AIM OF THE EXERCISE:
Copy every line from the records that holds the word "Downlight".

--------

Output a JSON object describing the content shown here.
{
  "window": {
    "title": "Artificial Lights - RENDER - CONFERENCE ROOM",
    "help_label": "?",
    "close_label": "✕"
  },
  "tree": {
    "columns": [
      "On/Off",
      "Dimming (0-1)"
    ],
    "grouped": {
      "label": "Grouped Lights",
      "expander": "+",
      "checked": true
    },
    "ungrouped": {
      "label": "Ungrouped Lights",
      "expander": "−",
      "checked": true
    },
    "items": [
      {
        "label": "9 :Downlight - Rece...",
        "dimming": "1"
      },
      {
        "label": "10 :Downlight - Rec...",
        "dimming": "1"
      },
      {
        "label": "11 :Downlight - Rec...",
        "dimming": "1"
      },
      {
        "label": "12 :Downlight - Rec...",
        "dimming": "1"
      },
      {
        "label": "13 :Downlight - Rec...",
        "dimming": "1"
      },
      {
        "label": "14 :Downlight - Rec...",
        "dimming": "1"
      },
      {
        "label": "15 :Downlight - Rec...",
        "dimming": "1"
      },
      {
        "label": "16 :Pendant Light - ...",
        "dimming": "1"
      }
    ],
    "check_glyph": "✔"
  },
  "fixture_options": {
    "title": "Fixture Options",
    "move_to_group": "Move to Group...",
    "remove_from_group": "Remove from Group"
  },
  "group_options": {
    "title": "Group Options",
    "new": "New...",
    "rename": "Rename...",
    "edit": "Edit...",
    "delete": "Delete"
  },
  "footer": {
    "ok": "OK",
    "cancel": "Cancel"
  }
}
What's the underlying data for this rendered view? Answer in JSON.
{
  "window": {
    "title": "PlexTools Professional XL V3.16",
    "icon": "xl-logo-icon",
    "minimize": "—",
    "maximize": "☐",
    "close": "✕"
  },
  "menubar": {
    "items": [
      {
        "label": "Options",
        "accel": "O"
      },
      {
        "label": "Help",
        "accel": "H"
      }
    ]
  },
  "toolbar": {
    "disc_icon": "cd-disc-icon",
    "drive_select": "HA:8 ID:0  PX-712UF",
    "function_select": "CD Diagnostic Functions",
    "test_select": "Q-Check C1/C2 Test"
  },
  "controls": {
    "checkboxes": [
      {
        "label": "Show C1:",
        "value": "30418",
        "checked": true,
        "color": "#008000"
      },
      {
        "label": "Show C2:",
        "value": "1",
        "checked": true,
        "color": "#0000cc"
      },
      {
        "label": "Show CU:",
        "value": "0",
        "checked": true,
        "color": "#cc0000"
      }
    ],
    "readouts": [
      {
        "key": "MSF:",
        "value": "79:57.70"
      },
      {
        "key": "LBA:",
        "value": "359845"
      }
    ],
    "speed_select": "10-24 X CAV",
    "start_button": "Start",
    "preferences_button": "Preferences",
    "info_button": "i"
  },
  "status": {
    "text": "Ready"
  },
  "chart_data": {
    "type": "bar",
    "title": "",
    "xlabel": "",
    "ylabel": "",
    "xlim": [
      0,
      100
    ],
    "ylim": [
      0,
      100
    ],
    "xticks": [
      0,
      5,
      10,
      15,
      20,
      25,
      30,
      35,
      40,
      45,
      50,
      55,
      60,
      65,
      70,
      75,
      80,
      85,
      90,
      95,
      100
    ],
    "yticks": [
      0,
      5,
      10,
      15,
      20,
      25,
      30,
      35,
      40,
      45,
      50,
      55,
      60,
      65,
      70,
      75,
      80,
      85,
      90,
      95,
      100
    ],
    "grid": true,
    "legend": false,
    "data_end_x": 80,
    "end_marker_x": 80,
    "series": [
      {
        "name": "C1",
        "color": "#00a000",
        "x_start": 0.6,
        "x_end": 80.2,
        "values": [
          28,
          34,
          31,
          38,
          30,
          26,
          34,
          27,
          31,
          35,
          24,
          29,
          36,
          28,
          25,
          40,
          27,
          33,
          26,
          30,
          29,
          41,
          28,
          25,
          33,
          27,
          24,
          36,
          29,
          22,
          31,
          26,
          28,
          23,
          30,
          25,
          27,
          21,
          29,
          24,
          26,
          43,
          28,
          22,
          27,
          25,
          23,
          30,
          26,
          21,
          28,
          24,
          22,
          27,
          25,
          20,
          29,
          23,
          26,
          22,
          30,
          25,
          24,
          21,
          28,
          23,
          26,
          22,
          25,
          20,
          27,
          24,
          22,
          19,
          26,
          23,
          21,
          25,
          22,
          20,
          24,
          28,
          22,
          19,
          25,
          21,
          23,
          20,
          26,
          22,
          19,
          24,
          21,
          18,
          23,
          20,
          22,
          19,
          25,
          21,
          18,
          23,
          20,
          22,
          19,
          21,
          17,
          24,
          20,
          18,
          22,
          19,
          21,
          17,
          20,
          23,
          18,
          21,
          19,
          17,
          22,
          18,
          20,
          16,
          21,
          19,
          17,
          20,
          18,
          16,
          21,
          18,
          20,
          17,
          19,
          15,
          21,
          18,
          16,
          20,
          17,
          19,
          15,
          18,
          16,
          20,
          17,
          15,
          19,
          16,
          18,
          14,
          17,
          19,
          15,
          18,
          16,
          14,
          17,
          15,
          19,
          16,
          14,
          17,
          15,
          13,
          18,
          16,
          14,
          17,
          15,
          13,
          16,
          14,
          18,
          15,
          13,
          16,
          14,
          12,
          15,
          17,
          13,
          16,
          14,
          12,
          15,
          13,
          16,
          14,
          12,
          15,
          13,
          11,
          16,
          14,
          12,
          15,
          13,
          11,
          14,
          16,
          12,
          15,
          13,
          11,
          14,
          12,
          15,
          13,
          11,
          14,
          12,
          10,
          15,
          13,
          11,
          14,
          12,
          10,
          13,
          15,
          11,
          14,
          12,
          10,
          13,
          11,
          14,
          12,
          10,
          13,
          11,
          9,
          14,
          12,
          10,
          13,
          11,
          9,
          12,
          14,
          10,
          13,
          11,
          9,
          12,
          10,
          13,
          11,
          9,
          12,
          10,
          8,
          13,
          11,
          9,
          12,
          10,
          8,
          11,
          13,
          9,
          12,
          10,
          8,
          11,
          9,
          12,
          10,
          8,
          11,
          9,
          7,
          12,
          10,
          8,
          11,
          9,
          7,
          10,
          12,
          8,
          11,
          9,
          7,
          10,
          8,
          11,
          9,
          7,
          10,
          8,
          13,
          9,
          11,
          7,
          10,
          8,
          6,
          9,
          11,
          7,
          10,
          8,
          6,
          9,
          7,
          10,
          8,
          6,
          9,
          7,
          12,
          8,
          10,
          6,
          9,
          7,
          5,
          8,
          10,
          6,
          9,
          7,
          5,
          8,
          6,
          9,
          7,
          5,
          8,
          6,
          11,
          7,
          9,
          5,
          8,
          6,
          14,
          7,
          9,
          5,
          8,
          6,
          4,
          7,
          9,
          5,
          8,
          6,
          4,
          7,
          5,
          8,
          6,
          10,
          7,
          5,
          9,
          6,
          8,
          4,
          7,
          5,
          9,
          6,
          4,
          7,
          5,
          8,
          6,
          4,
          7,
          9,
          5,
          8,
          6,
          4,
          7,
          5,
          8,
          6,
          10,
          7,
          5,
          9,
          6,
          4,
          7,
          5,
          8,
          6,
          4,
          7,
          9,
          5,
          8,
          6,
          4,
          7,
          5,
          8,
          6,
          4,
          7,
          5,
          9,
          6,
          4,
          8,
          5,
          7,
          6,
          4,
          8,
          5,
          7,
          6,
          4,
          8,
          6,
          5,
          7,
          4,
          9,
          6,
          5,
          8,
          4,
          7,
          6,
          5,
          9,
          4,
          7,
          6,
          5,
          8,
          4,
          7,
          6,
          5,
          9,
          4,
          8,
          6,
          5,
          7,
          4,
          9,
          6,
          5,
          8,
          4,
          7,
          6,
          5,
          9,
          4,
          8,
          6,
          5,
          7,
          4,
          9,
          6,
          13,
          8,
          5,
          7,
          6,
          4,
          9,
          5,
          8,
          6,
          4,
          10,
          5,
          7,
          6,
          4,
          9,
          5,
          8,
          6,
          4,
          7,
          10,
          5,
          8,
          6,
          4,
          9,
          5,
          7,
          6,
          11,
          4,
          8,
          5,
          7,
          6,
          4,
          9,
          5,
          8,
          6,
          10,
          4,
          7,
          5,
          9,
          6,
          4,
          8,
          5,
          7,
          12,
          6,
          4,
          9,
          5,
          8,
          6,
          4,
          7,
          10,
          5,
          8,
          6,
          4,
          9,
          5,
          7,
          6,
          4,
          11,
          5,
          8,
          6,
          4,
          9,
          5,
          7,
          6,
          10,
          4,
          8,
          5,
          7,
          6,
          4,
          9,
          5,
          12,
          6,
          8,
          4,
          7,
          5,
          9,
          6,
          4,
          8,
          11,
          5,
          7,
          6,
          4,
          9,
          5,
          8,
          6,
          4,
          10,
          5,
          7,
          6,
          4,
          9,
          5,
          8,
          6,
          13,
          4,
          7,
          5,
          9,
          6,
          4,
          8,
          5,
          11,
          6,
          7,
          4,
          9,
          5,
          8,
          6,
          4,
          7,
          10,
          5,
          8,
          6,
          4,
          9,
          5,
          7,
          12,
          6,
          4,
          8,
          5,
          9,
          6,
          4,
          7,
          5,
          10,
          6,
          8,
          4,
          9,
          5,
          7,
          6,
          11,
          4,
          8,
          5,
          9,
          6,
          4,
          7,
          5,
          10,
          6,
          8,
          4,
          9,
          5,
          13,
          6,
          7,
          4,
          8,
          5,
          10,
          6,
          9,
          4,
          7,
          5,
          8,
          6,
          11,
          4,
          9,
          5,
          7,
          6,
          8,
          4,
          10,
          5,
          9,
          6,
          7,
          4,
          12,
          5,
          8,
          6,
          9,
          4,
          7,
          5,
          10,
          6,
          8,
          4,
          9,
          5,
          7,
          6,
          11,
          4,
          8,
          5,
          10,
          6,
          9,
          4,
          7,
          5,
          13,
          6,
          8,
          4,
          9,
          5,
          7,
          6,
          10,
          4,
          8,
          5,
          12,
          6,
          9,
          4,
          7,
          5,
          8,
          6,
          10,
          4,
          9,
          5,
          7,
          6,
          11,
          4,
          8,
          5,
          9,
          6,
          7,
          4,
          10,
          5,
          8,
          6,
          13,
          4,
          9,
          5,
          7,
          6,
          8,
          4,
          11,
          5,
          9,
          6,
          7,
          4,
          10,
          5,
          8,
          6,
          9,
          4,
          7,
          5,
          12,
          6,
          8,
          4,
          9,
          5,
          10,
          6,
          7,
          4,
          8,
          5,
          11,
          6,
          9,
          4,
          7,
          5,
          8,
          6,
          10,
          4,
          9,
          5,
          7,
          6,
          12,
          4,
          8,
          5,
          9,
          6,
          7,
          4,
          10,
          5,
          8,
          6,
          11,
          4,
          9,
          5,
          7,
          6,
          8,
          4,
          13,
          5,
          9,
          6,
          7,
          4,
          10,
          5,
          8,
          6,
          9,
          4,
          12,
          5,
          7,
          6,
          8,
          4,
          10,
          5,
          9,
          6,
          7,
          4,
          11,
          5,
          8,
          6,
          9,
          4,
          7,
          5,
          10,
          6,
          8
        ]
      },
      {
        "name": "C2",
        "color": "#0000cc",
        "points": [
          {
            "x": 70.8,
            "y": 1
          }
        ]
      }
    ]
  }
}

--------

ANSWER FOR THE TASK:
        "label": "9 :Downlight - Rece...",
        "label": "10 :Downlight - Rec...",
        "label": "11 :Downlight - Rec...",
        "label": "12 :Downlight - Rec...",
        "label": "13 :Downlight - Rec...",
        "label": "14 :Downlight - Rec...",
        "label": "15 :Downlight - Rec...",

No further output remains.